### Problem to solve
Count the lines in the data below that include the word "JSON", then state the total and nothing besides.

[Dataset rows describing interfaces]

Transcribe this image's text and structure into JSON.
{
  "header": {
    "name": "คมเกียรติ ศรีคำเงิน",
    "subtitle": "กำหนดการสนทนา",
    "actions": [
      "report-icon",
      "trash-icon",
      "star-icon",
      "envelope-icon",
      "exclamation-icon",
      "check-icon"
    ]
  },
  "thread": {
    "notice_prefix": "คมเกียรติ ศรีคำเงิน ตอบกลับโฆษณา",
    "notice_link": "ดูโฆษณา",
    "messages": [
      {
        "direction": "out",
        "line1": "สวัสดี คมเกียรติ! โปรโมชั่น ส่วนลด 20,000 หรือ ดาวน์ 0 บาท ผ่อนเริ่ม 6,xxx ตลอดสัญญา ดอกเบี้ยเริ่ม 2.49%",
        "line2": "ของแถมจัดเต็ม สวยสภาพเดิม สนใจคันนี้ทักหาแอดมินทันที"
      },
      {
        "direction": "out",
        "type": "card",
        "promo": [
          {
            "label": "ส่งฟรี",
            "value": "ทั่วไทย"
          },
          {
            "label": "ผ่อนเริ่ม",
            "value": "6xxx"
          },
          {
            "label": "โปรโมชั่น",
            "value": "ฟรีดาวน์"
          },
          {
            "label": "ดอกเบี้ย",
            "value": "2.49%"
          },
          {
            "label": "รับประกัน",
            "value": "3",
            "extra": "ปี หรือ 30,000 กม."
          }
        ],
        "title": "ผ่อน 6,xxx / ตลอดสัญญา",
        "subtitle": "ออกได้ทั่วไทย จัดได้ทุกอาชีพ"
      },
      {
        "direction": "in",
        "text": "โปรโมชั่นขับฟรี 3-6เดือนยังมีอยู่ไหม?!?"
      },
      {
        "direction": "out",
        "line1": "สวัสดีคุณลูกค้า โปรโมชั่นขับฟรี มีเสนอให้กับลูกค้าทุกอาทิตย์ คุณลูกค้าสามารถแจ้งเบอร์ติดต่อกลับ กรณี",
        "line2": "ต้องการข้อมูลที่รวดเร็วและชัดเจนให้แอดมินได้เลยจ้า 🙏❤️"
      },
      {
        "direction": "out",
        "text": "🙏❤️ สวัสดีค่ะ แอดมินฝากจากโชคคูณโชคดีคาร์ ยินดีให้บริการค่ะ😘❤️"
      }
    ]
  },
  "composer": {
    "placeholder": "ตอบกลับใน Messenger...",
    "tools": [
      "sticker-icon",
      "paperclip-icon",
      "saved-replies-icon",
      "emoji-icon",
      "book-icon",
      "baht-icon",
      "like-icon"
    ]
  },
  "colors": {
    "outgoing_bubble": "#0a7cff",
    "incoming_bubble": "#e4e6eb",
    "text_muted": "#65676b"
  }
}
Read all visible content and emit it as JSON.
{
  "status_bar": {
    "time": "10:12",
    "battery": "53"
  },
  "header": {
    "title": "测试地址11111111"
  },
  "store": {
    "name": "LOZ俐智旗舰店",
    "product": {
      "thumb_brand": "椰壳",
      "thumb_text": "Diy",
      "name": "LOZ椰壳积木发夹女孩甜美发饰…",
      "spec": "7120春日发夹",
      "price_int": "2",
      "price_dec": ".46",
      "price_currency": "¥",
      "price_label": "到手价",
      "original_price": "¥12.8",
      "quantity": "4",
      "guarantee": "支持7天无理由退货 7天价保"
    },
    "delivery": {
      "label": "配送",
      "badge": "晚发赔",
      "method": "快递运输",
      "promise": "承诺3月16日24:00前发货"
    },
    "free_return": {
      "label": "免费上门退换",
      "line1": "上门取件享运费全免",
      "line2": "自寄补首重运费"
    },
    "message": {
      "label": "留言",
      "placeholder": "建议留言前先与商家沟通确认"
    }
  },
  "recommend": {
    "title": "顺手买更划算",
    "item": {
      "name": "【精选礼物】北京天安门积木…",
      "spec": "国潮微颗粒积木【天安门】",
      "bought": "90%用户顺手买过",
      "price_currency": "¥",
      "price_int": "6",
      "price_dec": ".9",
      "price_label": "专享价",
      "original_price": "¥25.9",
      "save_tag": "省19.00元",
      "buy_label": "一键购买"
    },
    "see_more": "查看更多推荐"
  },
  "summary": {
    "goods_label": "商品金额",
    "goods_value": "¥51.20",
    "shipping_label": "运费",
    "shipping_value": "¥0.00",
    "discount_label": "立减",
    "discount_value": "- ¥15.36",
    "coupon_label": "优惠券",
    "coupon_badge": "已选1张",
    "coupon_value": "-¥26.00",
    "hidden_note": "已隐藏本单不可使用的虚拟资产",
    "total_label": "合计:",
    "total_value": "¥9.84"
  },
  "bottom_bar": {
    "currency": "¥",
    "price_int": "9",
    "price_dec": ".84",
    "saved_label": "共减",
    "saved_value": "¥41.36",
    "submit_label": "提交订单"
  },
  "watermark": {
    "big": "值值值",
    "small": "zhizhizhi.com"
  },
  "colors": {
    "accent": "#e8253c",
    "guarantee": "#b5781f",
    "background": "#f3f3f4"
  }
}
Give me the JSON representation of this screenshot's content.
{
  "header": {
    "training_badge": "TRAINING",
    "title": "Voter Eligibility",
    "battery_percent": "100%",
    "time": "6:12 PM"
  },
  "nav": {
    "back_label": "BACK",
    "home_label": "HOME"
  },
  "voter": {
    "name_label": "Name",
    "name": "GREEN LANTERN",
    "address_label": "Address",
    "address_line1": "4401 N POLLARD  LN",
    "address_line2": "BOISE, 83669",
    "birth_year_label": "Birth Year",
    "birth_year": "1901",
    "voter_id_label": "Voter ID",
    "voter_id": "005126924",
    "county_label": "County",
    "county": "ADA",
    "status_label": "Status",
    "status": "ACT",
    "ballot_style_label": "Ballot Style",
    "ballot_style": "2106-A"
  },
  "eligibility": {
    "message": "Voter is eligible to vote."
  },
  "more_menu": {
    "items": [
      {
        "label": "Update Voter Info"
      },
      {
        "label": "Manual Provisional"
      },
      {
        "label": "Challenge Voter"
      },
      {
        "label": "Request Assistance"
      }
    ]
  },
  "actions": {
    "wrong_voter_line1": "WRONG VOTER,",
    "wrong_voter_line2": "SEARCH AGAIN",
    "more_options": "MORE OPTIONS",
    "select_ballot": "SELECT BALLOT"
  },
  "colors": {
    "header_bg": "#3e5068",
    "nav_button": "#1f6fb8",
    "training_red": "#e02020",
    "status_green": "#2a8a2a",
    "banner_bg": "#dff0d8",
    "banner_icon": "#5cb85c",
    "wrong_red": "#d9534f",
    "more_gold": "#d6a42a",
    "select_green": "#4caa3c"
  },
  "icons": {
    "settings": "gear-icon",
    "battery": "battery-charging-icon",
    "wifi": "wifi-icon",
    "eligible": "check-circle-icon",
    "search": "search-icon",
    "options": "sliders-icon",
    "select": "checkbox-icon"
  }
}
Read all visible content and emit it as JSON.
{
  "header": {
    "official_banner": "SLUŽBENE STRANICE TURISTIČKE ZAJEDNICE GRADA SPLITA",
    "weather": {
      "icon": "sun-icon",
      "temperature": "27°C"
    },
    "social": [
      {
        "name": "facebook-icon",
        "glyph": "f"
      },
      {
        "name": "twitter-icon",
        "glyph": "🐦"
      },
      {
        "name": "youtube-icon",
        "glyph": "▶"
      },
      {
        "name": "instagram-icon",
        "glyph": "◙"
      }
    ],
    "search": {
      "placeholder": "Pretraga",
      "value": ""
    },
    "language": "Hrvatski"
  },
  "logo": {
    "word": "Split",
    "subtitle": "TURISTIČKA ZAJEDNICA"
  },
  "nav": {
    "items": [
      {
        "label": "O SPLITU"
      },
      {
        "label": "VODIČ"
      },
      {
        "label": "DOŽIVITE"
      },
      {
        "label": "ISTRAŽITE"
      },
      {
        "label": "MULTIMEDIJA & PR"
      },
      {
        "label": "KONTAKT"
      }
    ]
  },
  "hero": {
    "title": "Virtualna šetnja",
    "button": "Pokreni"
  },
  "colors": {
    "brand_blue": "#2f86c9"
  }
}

### Solution to this exercise
4